Linus: I've never had some "message" that I wanted to spread, so ...
About Robert Young and What He's Been Up to in the Past 25 Years
Graduating from the University of Toronto in 1976 after studying history, Young took a job selling typewriters. In 1978, he founded his first company and then spent 15 years in Canada at the helm of two computer-leasing companies. He sold the second of these to a larger firm who moved him to Connecticut in 1992 to grow their small US subsidiary. Shortly after, the new parent company ran into financial difficulties, otherwise known as bankruptcy, and Young found himself working out of his wife's sewing closet.
Robert Young, LJ's First Publisher
Although that event led directly to, in 1993, co-founding Red Hat (NYSE: RHT) with Marc Ewing, a young North Carolina-based software engineer. Both of them had fallen in love with free software, now known as open source—Ewing because he could innovate with software that came with source code and a license that allowed him to innovate, and Young because he could see how technology customers could be better served with open technology than the closed proprietary alternatives the industry offered at the time. Serving as CEO from founding through Red Hat's IPO in 1999, he then moved to the role of Chairman, and the brilliant Matthew Szulik took over as CEO, building the early Red Hat into a great business. Red Hat is now a member of the S&P 500 Index of the largest US public companies.
In 2000, Young and Ewing co-founded the Center for Public Domain, a non-profit foundation created to bolster healthy conversation of intellectual property, patent and copyright law, and the management of the public domain for the common good. Grant recipients included the Electronic Frontier Foundation and the Creative Commons.
In 2003, Young purchased the Hamilton Tiger-Cats of the Canadian Football League, and he currently serves as the league's Vice-Chairman.
Working with a talented team led by Gart Davis, he helped launch Lulu.com in 2004 as the first online self-publishing services to use print-on-demand technology to enable a new generation of authors to bring their works directly to market, avoiding the delays, expense and limited profitability of publishing through traditional channels.
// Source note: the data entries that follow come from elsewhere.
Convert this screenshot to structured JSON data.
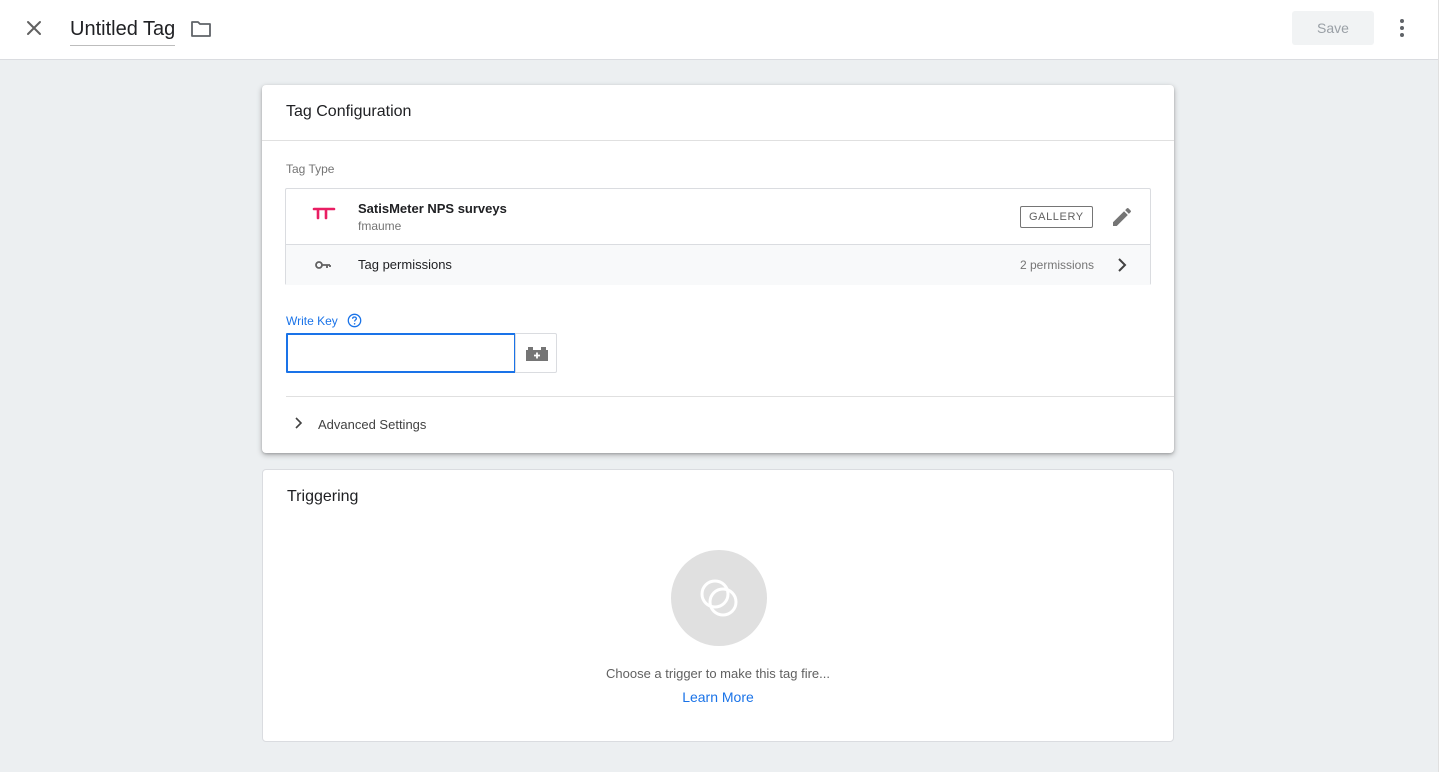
{
  "header": {
    "title": "Untitled Tag",
    "save_label": "Save"
  },
  "tag_configuration": {
    "heading": "Tag Configuration",
    "tag_type_label": "Tag Type",
    "tag_type": {
      "name": "SatisMeter NPS surveys",
      "author": "fmaume",
      "badge": "GALLERY",
      "logo_color": "#e91e63"
    },
    "permissions": {
      "label": "Tag permissions",
      "count": "2 permissions"
    },
    "write_key": {
      "label": "Write Key",
      "value": "",
      "placeholder": ""
    },
    "advanced_settings_label": "Advanced Settings"
  },
  "triggering": {
    "heading": "Triggering",
    "prompt": "Choose a trigger to make this tag fire...",
    "learn_more": "Learn More"
  },
  "colors": {
    "accent": "#1a73e8",
    "background": "#eceff1"
  }
}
Under the direction of Kathy Hensgen, Lulu continues to be a leading innovator helping authors bring their works to market.
In 2012 Young invested in PrecisionHawk, a small drone company led by Ernie Earon and Christopher Dean. PrecisionHawk, based in Raleigh, has become one of the leading drone technology companies in the US. He continues to serve as Chairman, with CEO Michael Chasen.
Since 2016, Young has been involved with Scott Mitchell and a team based in Toronto, helping organize the Canadian Premier League, a professional soccer league in Canada. He owns the Hamilton Forge franchise. The league will begin play this month (April 2019).
His favorite current project is helping his wife Nancy run Raleigh-based Elizabeth Bradley Design Ltd and its Needlepoint.com store, a leading needlepoint supplier. Their mission is nothing less than to make the world a more beautiful place, by growing the community of enthusiastic needlepointers around the world.
His most beloved pastime is spending time with his growing family. He and his wife Nancy welcomed their first grandchild a year ago. Young also enjoys pursuing a bunch of hobbies, always badly. These include fly fishing, kite boarding, golf, and he collects the occasional antique typewriter—a nod to his beginnings as a typewriter salesman.
Sidenote: the Faces of Open Source Project
The photo of Linus in this article is by Peter Adams, a photographer I met a few months ago when he introduced me to a series he started in 2014 called Faces of Open Source. On that site, Peter writes, "Despite its wide ranging impact, the open source revolution remains all but unknown to most people who now, more than ever before, depend on its survival. This project is an attempt to change that." His purpose applies not only to the muggles who rely on open source, but to the wizards who write their own code and put it to use. Knowing who created the Open Source world we have now will surely help as we code up a future that embodies the same good values.—Doc Searls